If you’re majoring in a subject that falls under the humanities, like English or history, you’ve probably heard the familiar jeer: “Oh, so you’re going to be a teacher?”
The question would be harmless if it were genuinely out of curiosity. However, most who have been asked that question probably sensed the tone of condescension. This isn’t a piece about the devaluing of humanities majors, though. This is about how we talk about and devalue teachers.
You’ve heard the cliche a million times: Stay in school if you want to do well in life. It’s not a stretch to assume that parents place a great deal of importance on the quality of their child’s education. That’s integral, especially in low-income families; for a lot of people, getting a good education is the best way to escape their poor financial situation.
While there are a lot of roadblocks for struggling families when it comes to public education, getting effective teachers remains a top concern. When I say effective, I don’t mean just qualified; minority representation in teaching makes a difference.
One study looked at long-term school records for more than 100,000 black elementary school students in North Carolina and found that the students who had at least one black teacher graduated high school at higher rates. According to the study, the probability of low-income black boys dropping out of school was 39 percent lower when they had one black teacher in elementary school.
The continued mistreatment of teachers also deters students from wanting to pursue this career. Just imagine how many more wonderful instructors there would be if students could pursue it without worrying about the pay or the treatment.
But just in general, there are many reasons we should care about teachers. They spend a great deal of time with a child during the developing stages of their life, they act as role models and they are responsible for keeping children engaged with education. There is no shortage of stories that detail how just one special teacher can change someone’s life.
We know that teachers are important. So why do they continue to struggle?
First, they have to get more degrees. While an undergraduate education used to be the norm, most K-12 teachers are now required to have a master’s degree if they want to earn more. That makes it sound optional, but it’s really not; the Economic Policy Institute found that teachers make 17 percent less than similarly educated professionals in other fields. That gap is wider than ever. So, teachers now need to pay for more school — getting buried in more student loans — but are getting little in return.
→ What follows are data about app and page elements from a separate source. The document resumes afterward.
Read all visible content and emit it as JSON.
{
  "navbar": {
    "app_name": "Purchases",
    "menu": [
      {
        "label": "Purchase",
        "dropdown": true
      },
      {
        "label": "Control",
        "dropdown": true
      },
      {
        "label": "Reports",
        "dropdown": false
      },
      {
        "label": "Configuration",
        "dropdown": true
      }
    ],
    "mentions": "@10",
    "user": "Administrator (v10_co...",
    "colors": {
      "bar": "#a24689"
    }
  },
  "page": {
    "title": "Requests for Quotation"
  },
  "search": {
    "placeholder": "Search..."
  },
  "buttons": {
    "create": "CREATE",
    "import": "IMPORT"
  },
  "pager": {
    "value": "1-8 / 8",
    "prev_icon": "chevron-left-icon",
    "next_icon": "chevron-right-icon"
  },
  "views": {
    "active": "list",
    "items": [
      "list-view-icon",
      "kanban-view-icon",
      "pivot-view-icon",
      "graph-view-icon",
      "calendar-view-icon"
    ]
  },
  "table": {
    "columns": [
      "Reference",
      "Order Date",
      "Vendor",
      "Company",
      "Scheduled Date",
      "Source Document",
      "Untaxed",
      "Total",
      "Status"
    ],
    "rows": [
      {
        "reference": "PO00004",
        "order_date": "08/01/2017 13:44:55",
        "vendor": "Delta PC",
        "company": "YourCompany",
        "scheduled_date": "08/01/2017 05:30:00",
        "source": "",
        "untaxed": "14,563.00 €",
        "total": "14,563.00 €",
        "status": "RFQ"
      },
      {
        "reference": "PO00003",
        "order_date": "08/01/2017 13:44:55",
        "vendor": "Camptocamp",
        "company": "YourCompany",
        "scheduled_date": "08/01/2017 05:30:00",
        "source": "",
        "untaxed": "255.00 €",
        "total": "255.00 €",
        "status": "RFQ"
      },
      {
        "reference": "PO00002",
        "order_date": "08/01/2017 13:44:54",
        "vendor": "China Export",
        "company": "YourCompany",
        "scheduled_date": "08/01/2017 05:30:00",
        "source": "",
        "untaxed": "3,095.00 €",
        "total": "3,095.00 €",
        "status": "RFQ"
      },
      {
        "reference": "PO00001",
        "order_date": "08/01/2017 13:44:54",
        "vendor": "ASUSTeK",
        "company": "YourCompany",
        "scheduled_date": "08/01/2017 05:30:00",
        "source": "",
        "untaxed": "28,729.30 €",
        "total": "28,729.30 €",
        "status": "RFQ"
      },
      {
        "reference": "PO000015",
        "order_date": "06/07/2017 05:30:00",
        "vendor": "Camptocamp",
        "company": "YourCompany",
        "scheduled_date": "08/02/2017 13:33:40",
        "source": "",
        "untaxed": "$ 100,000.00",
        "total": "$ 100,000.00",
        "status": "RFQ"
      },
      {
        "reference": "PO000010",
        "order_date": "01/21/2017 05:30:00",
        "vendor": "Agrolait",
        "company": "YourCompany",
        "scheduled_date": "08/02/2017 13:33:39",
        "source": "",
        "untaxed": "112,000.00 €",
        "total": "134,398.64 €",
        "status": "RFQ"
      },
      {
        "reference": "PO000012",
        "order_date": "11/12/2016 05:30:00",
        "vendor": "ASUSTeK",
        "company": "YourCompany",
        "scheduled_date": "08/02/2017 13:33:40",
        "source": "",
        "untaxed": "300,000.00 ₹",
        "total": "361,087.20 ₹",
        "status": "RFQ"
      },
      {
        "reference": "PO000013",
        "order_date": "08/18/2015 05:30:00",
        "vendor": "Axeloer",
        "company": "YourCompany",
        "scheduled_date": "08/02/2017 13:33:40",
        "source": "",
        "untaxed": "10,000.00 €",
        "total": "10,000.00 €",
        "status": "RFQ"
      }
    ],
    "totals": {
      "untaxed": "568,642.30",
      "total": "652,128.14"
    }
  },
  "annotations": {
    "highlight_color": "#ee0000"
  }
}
Aside from the massive debt and lower pay than similar workers, teachers are often forced to pay out-of-pocket for supplies. According to the Education Market Association, teachers collectively shelled out around $1.6 billion of their own money on school supplies in 2016. Therefore, even if you think that teachers are sufficiently paid, some of that money is spent on the basic materials for their job.
When it comes to college professors, the story doesn’t get much better. College professors need to get master’s degrees or doctorates, raising the debt issue again. Additionally, many adjunct professors, who account for the majority of college faculty, have their hours limited by their institutions so they can avoid having to provide health insurance. Another survey found that 31 percent of part-time faculty are living near or below the federal poverty line.
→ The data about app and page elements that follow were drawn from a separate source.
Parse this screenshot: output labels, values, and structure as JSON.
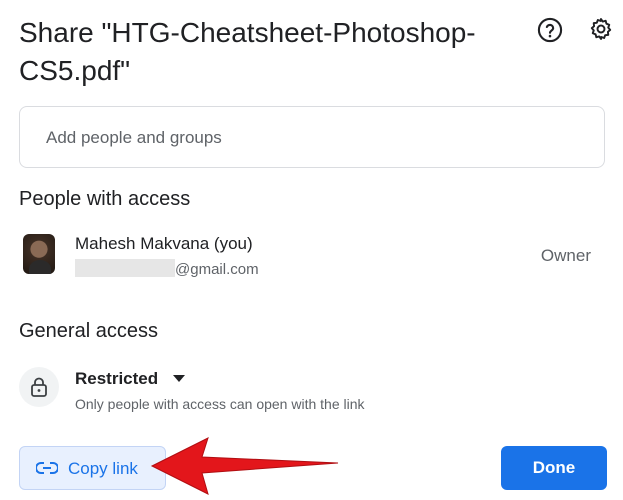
{
  "dialog": {
    "title": "Share \"HTG-Cheatsheet-Photoshop-CS5.pdf\"",
    "help_icon": "help-circle-icon",
    "settings_icon": "gear-icon"
  },
  "add_people": {
    "placeholder": "Add people and groups"
  },
  "people_section": {
    "heading": "People with access",
    "people": [
      {
        "name": "Mahesh Makvana (you)",
        "email_suffix": "@gmail.com",
        "role": "Owner"
      }
    ]
  },
  "general_access": {
    "heading": "General access",
    "icon": "lock-icon",
    "selected": "Restricted",
    "description": "Only people with access can open with the link"
  },
  "footer": {
    "copy_link_label": "Copy link",
    "done_label": "Done"
  },
  "colors": {
    "primary": "#1a73e8",
    "copy_bg": "#e8f0fe",
    "annotation_arrow": "#e3161b"
  }
}
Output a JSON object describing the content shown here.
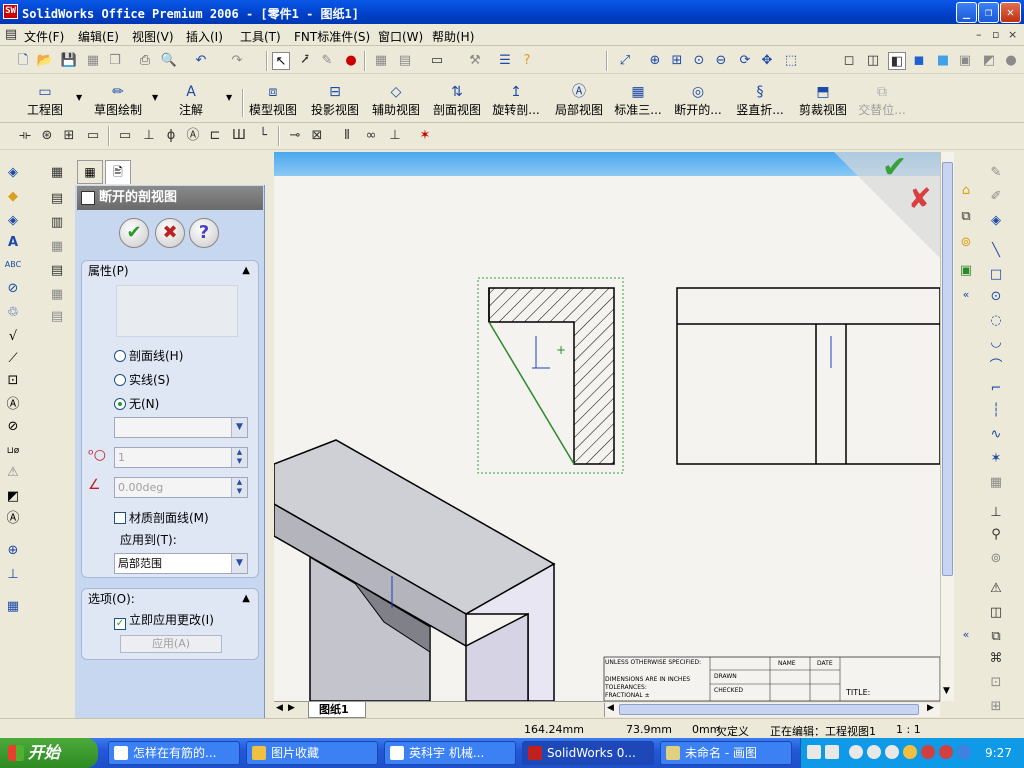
{
  "window": {
    "title": "SolidWorks Office Premium 2006 - [零件1 - 图纸1]",
    "app_icon": "SW",
    "controls": [
      "minimize",
      "restore",
      "close"
    ]
  },
  "menubar": {
    "items": [
      "文件(F)",
      "编辑(E)",
      "视图(V)",
      "插入(I)",
      "工具(T)",
      "FNT标准件(S)",
      "窗口(W)",
      "帮助(H)"
    ],
    "mdi_controls": [
      "–",
      "▫",
      "×"
    ]
  },
  "command_manager": {
    "items": [
      {
        "label": "工程图",
        "dropdown": true
      },
      {
        "label": "草图绘制",
        "dropdown": true
      },
      {
        "label": "注解",
        "dropdown": true
      },
      {
        "label": "模型视图"
      },
      {
        "label": "投影视图"
      },
      {
        "label": "辅助视图"
      },
      {
        "label": "剖面视图"
      },
      {
        "label": "旋转剖..."
      },
      {
        "label": "局部视图"
      },
      {
        "label": "标准三..."
      },
      {
        "label": "断开的..."
      },
      {
        "label": "竖直折..."
      },
      {
        "label": "剪裁视图"
      },
      {
        "label": "交替位...",
        "disabled": true
      }
    ]
  },
  "property_manager": {
    "title": "断开的剖视图",
    "ok_label": "✔",
    "cancel_label": "✖",
    "help_label": "?",
    "properties_group": {
      "header": "属性(P)",
      "radios": [
        {
          "label": "剖面线(H)",
          "selected": false
        },
        {
          "label": "实线(S)",
          "selected": false
        },
        {
          "label": "无(N)",
          "selected": true
        }
      ],
      "pattern_select": "",
      "scale_value": "1",
      "angle_value": "0.00deg",
      "material_hatch_label": "材质剖面线(M)",
      "material_hatch_checked": false,
      "apply_to_label": "应用到(T):",
      "apply_to_value": "局部范围"
    },
    "options_group": {
      "header": "选项(O):",
      "apply_immediately_label": "立即应用更改(I)",
      "apply_immediately_checked": true,
      "apply_button": "应用(A)"
    }
  },
  "sheet_tabs": {
    "active": "图纸1"
  },
  "title_block": {
    "unless": "UNLESS OTHERWISE SPECIFIED:",
    "dims": "DIMENSIONS ARE IN INCHES",
    "tol": "TOLERANCES:",
    "frac": "FRACTIONAL ±",
    "name": "NAME",
    "date": "DATE",
    "drawn": "DRAWN",
    "checked": "CHECKED",
    "title": "TITLE:"
  },
  "status": {
    "x": "164.24mm",
    "y": "73.9mm",
    "z": "0mm",
    "constraint": "欠定义",
    "editing": "正在编辑：工程视图1",
    "scale": "1 : 1"
  },
  "taskbar": {
    "start_label": "开始",
    "tasks": [
      {
        "label": "怎样在有筋的...",
        "active": false
      },
      {
        "label": "图片收藏",
        "active": false
      },
      {
        "label": "英科宇 机械...",
        "active": false
      },
      {
        "label": "SolidWorks 0...",
        "active": true
      },
      {
        "label": "未命名 - 画图",
        "active": false
      }
    ],
    "clock": "9:27"
  },
  "colors": {
    "title_blue": "#0a58e8",
    "panel_blue": "#c8d7f0",
    "canvas_bg": "#f5f3ef",
    "section_green": "#2a8a2a",
    "selection_green": "#3aa03a"
  }
}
This doesn’t even mention the increased cuts to federal funding for education.
There is a clear disconnect between how we claim to value teachers and how we actually treat them. That goes for us college students as well. Comments like those I mentioned at the beginning continue to devalue the role of teachers, and they’re fairly normalized. Instructors have a crucial job — a job that isn’t always easy — and they provide the much-needed service of educating the future generations.
If we really care about our youth and our future, we must invest in our teachers. If we care about our workers at all, we should invest in teachers. Whether they’re dealing with screaming kindergarten kids or half-asleep, arrogant college students, teachers deserve a great deal of respect. And more-than-sufficient pay.
Sarah Molano is a junior majoring in English